Task objective ▸ Within the entries that follow, show each line where the word "period" occurs.

[Web page and app entries]
[Start of section]

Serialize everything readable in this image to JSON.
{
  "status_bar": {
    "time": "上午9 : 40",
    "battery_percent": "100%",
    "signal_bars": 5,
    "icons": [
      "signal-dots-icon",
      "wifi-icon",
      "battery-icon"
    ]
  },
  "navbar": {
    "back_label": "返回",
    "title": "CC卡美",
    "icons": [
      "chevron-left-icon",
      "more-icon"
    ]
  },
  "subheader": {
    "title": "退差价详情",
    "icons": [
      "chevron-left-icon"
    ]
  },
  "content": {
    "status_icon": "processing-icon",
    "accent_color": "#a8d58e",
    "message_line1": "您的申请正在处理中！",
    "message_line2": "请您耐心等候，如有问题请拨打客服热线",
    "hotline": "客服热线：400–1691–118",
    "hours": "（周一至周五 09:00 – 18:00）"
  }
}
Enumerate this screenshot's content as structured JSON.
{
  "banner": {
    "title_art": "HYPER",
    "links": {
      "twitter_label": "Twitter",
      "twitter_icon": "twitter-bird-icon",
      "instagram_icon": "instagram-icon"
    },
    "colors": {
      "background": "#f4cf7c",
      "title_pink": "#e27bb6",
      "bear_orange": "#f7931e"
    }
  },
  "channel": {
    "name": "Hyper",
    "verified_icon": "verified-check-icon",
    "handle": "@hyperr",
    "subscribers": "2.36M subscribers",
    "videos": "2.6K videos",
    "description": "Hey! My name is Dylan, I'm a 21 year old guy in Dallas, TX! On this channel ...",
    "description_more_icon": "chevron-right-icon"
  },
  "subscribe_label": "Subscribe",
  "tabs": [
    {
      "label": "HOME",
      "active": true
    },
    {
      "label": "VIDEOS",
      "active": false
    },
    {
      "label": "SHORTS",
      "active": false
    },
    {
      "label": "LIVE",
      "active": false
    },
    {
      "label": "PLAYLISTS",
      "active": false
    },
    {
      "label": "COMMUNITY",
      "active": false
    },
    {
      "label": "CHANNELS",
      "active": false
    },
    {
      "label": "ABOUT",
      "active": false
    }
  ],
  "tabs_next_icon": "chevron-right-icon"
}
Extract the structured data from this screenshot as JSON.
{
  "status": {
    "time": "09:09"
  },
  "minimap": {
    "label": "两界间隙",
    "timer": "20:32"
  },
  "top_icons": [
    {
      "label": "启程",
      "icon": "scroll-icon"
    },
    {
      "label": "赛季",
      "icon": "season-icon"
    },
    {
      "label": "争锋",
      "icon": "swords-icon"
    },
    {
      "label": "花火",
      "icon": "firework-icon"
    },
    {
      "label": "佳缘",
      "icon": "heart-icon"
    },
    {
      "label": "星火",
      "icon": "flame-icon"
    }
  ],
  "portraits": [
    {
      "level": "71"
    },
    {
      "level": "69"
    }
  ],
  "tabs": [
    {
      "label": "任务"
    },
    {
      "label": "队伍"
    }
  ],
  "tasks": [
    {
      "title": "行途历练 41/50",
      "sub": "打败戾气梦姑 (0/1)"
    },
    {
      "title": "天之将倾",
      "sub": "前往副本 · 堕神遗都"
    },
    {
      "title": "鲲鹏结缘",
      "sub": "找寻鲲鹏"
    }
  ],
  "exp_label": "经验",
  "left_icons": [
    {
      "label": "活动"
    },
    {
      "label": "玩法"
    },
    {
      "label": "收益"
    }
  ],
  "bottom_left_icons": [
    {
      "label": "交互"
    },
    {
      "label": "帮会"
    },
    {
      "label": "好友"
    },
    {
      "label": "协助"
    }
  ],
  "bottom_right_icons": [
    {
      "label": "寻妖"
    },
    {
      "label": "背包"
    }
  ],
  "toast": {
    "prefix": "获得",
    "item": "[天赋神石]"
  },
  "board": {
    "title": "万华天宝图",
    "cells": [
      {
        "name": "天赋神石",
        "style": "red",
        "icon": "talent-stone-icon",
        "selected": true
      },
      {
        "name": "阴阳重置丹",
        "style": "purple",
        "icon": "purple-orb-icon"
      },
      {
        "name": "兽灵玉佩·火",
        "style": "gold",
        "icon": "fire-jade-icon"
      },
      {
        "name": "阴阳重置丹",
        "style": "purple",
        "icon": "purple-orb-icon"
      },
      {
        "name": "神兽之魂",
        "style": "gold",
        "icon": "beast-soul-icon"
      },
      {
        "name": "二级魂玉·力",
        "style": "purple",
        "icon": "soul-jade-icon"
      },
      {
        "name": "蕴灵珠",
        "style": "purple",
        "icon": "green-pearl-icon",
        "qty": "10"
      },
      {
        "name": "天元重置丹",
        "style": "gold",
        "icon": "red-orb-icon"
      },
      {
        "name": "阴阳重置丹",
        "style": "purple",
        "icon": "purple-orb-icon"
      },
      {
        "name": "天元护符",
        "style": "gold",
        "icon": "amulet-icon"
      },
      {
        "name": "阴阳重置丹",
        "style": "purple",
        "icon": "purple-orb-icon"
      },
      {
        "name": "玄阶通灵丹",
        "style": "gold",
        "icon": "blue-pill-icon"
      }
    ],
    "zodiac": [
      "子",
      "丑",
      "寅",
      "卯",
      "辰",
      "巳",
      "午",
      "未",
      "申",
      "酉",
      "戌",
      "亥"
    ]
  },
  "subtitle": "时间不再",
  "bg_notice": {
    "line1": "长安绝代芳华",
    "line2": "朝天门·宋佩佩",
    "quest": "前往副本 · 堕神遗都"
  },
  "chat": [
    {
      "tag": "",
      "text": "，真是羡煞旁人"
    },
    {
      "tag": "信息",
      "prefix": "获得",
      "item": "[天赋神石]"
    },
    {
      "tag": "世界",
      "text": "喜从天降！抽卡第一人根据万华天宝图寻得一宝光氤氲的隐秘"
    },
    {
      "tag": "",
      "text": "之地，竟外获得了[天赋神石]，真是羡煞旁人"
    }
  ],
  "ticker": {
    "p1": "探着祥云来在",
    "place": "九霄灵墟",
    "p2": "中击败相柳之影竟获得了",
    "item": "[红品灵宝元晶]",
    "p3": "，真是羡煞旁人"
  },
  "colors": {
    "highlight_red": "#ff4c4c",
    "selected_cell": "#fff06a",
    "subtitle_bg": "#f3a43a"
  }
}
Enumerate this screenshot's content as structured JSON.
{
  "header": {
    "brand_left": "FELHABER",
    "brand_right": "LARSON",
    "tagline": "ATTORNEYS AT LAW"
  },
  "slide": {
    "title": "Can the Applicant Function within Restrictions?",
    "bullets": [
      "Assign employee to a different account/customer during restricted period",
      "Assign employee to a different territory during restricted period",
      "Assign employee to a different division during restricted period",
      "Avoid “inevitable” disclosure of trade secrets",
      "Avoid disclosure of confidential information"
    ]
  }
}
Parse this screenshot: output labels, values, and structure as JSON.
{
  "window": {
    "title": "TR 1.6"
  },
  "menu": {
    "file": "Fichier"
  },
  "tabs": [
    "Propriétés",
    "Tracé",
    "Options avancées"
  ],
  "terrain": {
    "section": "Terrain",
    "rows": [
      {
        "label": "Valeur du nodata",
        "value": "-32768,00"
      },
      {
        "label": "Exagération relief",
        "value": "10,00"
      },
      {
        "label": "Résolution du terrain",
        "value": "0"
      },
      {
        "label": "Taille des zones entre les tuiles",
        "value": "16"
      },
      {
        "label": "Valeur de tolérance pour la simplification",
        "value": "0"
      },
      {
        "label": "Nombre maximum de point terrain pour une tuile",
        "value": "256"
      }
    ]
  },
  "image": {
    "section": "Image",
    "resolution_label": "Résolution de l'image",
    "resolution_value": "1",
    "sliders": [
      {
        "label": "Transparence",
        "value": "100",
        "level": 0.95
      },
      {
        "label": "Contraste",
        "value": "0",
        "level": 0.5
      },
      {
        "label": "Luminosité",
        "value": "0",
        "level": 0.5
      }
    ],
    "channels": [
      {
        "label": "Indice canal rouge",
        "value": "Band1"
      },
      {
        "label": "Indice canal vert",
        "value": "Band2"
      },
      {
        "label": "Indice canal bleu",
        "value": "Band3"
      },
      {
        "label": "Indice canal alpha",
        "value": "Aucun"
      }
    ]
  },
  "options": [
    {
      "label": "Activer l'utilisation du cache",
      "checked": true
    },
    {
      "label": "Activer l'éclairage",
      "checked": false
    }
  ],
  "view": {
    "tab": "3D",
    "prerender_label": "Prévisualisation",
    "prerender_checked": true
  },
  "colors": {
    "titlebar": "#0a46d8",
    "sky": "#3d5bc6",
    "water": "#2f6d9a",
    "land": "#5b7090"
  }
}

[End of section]

Finished exercise ▸
      "Assign employee to a different account/customer during restricted period",
      "Assign employee to a different territory during restricted period",
      "Assign employee to a different division during restricted period",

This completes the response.